:: Assigned task ::
Please report every line of the listing below that has the word "Last" in it.

:: Extracted information ::
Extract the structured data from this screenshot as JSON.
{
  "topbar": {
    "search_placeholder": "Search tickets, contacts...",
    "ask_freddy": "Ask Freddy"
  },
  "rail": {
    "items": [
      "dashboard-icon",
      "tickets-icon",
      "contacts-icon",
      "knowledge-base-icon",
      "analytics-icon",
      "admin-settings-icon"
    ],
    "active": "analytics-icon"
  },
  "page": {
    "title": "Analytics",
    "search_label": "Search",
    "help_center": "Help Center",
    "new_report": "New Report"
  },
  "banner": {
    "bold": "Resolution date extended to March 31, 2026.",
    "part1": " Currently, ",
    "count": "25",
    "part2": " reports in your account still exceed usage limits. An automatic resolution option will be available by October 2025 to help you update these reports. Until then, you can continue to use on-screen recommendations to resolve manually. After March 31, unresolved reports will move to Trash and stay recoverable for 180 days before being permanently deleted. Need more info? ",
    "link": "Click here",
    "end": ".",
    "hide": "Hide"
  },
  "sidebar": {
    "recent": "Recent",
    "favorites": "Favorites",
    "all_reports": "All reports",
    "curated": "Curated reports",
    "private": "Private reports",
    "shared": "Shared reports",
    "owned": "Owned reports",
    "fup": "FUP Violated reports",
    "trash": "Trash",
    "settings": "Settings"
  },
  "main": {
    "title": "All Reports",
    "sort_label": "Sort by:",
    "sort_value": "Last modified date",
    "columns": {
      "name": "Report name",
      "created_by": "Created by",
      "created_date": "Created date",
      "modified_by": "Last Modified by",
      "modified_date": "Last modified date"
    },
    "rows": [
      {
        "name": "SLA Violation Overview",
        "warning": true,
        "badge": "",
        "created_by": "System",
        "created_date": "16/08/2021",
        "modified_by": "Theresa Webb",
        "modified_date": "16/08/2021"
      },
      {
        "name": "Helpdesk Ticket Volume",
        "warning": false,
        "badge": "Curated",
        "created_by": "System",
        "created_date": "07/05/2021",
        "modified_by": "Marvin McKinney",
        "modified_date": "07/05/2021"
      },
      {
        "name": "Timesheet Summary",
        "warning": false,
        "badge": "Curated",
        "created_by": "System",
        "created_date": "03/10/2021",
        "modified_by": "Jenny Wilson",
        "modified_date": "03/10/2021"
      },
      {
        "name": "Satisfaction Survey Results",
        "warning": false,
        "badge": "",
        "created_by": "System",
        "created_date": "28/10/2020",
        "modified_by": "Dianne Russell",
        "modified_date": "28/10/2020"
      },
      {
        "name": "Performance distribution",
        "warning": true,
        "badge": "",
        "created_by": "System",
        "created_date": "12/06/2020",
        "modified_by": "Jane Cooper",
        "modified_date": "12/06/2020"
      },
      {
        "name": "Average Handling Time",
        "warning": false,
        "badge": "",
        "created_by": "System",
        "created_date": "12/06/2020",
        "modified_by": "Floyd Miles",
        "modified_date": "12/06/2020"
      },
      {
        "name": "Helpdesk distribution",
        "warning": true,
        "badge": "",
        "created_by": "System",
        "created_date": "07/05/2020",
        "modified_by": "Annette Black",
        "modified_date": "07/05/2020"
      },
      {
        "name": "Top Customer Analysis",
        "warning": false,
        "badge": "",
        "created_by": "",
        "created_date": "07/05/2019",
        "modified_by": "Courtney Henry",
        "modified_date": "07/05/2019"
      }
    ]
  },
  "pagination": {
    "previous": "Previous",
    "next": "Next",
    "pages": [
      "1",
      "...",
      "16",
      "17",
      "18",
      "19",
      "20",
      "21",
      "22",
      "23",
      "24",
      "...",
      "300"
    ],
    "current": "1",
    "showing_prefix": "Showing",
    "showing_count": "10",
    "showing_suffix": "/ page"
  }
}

:: Result of the task ::
    "sort_value": "Last modified date",
      "modified_by": "Last Modified by",
      "modified_date": "Last modified date"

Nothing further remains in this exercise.